Up front, a new handlebar was fitted for a more commanding stance. A minimalistic speedo provides all the necessary info, and the new LED round headlight ensure visibility at night. A pair of fork-gaiters prevent dirt and grime from sticking on the fork tubes. Custom short fenders at the front and rear help somewhat with that as well. The bar-end mirrors provide with rear-view vision and look spectacular on this Honda, especially in combination with the bar-end indicators. The Heidenau K60 dual sport tires look like they are up for the task. The grey color of the tank combined with the blacked-out engine, wheels, and swingarms really make this scrambler look great. To make sure that the CB also runs great, it was put on a dyno and tuned to a healthy 81 hp at the rear-wheel. Not bad at all!

Photo credits: Lennart Stolte

Builder details:
Moto Adonis
Website
Instagram
Facebook

Share This Story, Choose Your Platform!

About the Author: Adnane Bensalah

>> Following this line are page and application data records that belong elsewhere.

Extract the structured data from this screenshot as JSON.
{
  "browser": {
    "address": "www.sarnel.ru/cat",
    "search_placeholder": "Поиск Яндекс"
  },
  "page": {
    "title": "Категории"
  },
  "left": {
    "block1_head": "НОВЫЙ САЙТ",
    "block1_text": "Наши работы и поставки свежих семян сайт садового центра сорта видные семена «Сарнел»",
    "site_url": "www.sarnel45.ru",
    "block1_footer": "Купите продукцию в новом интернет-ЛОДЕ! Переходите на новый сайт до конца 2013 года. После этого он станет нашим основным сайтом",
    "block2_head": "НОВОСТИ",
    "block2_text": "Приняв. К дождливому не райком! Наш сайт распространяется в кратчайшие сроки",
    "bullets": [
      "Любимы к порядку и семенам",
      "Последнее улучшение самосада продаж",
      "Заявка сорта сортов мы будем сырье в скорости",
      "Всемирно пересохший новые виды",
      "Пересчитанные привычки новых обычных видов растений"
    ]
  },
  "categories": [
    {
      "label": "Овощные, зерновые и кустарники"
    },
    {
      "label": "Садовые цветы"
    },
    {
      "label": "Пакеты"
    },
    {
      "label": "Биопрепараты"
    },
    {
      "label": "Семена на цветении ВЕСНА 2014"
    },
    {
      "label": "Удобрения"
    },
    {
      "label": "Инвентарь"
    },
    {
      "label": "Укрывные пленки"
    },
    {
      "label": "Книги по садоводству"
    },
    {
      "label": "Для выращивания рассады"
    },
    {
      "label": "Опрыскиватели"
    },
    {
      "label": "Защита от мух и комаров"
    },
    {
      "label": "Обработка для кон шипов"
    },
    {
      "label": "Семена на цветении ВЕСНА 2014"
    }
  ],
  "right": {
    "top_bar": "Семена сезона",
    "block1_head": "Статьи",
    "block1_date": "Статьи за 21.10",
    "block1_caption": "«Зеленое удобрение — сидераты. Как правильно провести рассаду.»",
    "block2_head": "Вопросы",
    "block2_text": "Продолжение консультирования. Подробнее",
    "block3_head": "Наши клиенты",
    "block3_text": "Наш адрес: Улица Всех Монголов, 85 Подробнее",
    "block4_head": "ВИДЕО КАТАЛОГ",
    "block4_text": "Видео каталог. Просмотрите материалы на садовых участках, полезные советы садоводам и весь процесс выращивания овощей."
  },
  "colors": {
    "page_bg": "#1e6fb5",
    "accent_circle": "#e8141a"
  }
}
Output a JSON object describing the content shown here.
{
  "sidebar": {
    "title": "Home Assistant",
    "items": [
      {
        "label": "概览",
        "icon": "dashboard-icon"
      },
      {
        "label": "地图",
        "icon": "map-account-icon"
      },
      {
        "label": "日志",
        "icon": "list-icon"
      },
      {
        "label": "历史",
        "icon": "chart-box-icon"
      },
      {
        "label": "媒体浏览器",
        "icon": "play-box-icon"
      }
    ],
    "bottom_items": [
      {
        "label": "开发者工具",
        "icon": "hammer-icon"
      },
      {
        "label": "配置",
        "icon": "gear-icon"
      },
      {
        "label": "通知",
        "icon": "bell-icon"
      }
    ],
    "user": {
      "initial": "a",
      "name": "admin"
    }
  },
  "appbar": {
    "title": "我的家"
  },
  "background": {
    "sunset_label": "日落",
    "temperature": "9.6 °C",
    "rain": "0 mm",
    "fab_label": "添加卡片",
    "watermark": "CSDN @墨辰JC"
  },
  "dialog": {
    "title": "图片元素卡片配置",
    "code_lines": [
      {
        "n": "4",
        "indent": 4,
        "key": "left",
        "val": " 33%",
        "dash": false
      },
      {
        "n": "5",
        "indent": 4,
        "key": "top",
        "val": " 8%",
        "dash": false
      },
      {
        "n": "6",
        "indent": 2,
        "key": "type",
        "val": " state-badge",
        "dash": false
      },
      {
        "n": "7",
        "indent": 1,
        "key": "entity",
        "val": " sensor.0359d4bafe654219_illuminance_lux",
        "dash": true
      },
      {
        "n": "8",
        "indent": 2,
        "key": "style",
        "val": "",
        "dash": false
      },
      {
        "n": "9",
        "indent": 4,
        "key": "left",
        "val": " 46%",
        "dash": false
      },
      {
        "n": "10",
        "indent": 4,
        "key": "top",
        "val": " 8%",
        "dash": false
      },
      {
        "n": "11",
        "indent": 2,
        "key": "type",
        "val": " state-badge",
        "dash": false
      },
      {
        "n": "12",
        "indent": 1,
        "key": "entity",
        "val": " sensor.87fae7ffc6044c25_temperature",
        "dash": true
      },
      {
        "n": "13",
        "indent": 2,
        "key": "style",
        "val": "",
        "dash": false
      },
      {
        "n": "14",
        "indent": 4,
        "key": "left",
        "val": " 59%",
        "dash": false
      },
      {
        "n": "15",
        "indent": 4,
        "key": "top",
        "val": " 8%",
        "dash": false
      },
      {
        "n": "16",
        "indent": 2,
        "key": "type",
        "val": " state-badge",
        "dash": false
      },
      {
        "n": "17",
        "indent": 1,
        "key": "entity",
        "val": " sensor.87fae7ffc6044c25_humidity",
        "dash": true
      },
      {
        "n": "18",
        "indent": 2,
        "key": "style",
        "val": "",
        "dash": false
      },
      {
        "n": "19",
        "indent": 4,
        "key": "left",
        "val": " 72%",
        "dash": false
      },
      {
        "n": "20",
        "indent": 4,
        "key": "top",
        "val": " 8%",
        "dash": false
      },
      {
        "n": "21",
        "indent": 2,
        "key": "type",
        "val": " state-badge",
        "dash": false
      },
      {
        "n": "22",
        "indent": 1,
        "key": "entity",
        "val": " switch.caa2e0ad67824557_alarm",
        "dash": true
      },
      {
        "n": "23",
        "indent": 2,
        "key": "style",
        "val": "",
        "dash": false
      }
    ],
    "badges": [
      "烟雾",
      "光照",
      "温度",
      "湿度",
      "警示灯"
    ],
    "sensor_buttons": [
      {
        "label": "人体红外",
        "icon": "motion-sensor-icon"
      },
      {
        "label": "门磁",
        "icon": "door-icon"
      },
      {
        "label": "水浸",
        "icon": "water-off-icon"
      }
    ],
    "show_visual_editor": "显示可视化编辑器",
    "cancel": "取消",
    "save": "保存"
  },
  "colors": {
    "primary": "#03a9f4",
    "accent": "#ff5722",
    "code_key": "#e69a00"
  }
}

Adnane Bensalah is a motorcycle enthusiast from the highest order. Ever since he swung his leg over a written-off Gilera Citta that he salvaged with his brother at the age of 13, his love for two-wheeled combustion engine powered vehicles has only grown. From that day on, riding and wrenching on motorcycles is all that he can think of. After pursuing a degree in aerospace engineering, Adnane ended up working for a major oil & gas company. This allowed him to travel all over the world and meet people from all walks of life. Adnane loves to interact with people and loves it even more to share his experiences. Adnane calls himself a “motorcyclist” instead of “biker”, because he thinks it sounds fancy. He has owned over a dozen of motorcycles in different categories, but his true passion lays with retro bikes, café racers and scramblers. Adnane’s philosophy is that any motorcycle can be considered perfect, it all depends on the size of your smile when you ride it. Having worked on many bikes himself, Adnane is a true autodidact and trained himself in being a mechanic. “Anybody can disassemble an engine, but to assemble it back again in working order, that’s what makes the difference.” Perhaps that is why he enjoys to write about bike builds and the people behind them. Adnane owns a Moto Guzzi V7 Special as a daily ride, a Royal Enfield Classic 500 that has been tuned to race.

Leave A Comment

For security, use of Google's reCAPTCHA service is required which is subject to the Google Privacy Policy and Terms of Use.

Tags